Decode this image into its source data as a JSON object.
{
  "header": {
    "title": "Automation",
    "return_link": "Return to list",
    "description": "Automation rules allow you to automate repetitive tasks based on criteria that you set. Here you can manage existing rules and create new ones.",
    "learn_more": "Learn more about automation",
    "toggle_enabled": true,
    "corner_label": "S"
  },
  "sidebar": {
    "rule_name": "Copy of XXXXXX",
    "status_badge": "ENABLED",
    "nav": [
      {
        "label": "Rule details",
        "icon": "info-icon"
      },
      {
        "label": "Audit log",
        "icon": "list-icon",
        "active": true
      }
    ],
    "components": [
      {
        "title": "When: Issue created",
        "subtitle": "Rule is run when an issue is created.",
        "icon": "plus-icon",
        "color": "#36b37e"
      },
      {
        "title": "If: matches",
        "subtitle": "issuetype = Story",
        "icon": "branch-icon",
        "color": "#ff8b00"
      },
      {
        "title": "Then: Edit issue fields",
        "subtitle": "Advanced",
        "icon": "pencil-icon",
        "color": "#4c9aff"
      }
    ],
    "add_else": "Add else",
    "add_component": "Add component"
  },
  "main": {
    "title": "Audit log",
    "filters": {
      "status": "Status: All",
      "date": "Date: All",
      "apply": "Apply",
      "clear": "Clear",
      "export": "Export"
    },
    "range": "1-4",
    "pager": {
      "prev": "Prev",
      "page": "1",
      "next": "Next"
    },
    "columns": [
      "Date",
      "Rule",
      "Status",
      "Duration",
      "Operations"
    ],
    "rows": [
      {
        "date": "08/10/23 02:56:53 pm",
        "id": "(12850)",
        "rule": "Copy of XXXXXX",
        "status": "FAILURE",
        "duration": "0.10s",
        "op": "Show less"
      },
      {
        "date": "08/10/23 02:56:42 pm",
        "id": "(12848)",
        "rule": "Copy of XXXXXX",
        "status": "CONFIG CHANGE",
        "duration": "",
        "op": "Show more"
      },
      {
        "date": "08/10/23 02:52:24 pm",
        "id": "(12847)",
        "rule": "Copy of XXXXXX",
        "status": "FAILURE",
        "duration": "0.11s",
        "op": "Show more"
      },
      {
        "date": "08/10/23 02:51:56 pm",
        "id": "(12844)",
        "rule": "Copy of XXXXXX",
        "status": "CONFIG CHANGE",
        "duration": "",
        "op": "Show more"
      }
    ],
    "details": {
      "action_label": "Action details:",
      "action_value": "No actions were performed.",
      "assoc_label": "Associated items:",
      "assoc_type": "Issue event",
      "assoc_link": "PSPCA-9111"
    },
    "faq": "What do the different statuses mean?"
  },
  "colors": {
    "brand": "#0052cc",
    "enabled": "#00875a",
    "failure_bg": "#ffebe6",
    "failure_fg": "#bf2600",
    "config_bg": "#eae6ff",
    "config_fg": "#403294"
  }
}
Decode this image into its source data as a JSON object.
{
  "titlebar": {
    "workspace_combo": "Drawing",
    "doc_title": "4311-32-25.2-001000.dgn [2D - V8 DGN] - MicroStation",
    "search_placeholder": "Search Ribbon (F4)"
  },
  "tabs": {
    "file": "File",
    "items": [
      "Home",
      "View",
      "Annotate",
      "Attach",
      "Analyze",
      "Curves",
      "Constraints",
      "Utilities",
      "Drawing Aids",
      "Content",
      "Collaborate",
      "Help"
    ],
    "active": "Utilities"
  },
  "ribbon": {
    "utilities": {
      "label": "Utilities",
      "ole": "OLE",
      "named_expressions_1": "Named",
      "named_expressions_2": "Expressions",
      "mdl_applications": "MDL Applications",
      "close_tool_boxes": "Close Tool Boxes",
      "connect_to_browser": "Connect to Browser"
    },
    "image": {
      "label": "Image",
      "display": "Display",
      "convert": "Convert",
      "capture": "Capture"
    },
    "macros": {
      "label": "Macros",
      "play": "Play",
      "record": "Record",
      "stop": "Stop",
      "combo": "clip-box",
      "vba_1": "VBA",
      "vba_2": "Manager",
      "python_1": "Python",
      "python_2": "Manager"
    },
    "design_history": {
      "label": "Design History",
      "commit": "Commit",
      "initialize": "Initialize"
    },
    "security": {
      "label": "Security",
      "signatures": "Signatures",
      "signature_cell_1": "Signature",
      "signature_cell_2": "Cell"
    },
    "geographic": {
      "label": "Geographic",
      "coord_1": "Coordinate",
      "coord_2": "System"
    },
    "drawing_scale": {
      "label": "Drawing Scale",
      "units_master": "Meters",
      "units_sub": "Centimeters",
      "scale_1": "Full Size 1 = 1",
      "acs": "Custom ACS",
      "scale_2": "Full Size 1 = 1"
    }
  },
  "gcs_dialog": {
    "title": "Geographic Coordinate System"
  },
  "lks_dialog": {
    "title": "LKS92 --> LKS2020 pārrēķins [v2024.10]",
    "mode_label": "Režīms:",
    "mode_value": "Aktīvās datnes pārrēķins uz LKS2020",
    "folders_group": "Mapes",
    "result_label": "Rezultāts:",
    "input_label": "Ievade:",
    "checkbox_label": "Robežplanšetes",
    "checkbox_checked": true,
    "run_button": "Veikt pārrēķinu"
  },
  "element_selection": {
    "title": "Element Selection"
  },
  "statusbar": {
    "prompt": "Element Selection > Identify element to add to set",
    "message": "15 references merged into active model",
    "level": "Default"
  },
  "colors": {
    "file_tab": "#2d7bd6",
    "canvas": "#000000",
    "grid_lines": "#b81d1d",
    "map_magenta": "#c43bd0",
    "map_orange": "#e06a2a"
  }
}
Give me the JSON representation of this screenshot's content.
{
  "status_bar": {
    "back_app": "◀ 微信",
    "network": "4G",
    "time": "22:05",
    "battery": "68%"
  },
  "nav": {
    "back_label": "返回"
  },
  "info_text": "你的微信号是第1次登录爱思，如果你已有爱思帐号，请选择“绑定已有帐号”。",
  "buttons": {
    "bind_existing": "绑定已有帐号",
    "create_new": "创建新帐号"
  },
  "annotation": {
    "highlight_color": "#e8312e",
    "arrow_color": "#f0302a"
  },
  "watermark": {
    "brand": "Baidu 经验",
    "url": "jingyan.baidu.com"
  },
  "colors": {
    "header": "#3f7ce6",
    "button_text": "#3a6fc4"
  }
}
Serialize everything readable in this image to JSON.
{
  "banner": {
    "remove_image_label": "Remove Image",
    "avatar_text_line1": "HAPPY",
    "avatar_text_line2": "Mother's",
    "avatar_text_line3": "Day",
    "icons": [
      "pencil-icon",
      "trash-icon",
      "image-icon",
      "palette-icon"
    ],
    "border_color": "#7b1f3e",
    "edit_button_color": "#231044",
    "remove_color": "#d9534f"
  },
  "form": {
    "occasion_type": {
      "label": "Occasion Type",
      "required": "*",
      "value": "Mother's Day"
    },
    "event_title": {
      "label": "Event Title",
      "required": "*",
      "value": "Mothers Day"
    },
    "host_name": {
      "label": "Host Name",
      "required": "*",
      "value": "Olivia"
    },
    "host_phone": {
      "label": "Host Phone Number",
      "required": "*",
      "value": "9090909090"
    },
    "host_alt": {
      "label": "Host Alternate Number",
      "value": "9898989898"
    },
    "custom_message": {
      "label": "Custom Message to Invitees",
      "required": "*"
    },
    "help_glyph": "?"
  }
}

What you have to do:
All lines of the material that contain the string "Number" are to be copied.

Response:
      "label": "Host Phone Number",
      "label": "Host Alternate Number",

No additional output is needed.